**Activity**
Reproduce the records below exactly, with nothing altered.

Top of Records

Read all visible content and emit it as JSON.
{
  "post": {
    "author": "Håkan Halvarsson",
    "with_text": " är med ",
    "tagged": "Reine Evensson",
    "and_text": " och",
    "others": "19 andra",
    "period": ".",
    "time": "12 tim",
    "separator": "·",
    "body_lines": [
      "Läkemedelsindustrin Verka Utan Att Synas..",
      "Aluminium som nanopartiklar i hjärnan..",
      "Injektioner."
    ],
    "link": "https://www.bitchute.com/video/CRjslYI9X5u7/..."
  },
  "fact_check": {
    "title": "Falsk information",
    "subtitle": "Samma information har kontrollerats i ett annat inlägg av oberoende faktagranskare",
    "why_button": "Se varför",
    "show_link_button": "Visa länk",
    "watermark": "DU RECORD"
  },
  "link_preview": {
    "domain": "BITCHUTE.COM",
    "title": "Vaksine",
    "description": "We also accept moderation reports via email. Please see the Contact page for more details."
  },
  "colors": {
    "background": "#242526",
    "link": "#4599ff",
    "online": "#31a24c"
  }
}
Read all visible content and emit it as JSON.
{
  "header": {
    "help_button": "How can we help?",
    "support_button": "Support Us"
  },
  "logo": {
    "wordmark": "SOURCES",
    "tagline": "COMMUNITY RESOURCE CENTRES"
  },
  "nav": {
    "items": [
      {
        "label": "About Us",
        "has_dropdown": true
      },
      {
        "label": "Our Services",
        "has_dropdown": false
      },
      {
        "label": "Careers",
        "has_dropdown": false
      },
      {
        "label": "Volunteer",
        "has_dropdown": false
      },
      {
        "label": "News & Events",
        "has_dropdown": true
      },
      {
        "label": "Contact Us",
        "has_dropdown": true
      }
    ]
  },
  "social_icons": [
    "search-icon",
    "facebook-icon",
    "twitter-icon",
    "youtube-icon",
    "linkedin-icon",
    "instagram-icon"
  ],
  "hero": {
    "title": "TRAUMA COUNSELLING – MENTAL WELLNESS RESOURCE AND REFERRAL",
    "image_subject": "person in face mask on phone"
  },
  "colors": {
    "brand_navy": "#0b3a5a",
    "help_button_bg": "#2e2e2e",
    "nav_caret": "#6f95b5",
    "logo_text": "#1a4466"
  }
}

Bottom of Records

**Solution for this problem**
Read all visible content and emit it as JSON.
{
  "post": {
    "author": "Håkan Halvarsson",
    "with_text": " är med ",
    "tagged": "Reine Evensson",
    "and_text": " och",
    "others": "19 andra",
    "period": ".",
    "time": "12 tim",
    "separator": "·",
    "body_lines": [
      "Läkemedelsindustrin Verka Utan Att Synas..",
      "Aluminium som nanopartiklar i hjärnan..",
      "Injektioner."
    ],
    "link": "https://www.bitchute.com/video/CRjslYI9X5u7/..."
  },
  "fact_check": {
    "title": "Falsk information",
    "subtitle": "Samma information har kontrollerats i ett annat inlägg av oberoende faktagranskare",
    "why_button": "Se varför",
    "show_link_button": "Visa länk",
    "watermark": "DU RECORD"
  },
  "link_preview": {
    "domain": "BITCHUTE.COM",
    "title": "Vaksine",
    "description": "We also accept moderation reports via email. Please see the Contact page for more details."
  },
  "colors": {
    "background": "#242526",
    "link": "#4599ff",
    "online": "#31a24c"
  }
}
Read all visible content and emit it as JSON.
{
  "header": {
    "help_button": "How can we help?",
    "support_button": "Support Us"
  },
  "logo": {
    "wordmark": "SOURCES",
    "tagline": "COMMUNITY RESOURCE CENTRES"
  },
  "nav": {
    "items": [
      {
        "label": "About Us",
        "has_dropdown": true
      },
      {
        "label": "Our Services",
        "has_dropdown": false
      },
      {
        "label": "Careers",
        "has_dropdown": false
      },
      {
        "label": "Volunteer",
        "has_dropdown": false
      },
      {
        "label": "News & Events",
        "has_dropdown": true
      },
      {
        "label": "Contact Us",
        "has_dropdown": true
      }
    ]
  },
  "social_icons": [
    "search-icon",
    "facebook-icon",
    "twitter-icon",
    "youtube-icon",
    "linkedin-icon",
    "instagram-icon"
  ],
  "hero": {
    "title": "TRAUMA COUNSELLING – MENTAL WELLNESS RESOURCE AND REFERRAL",
    "image_subject": "person in face mask on phone"
  },
  "colors": {
    "brand_navy": "#0b3a5a",
    "help_button_bg": "#2e2e2e",
    "nav_caret": "#6f95b5",
    "logo_text": "#1a4466"
  }
}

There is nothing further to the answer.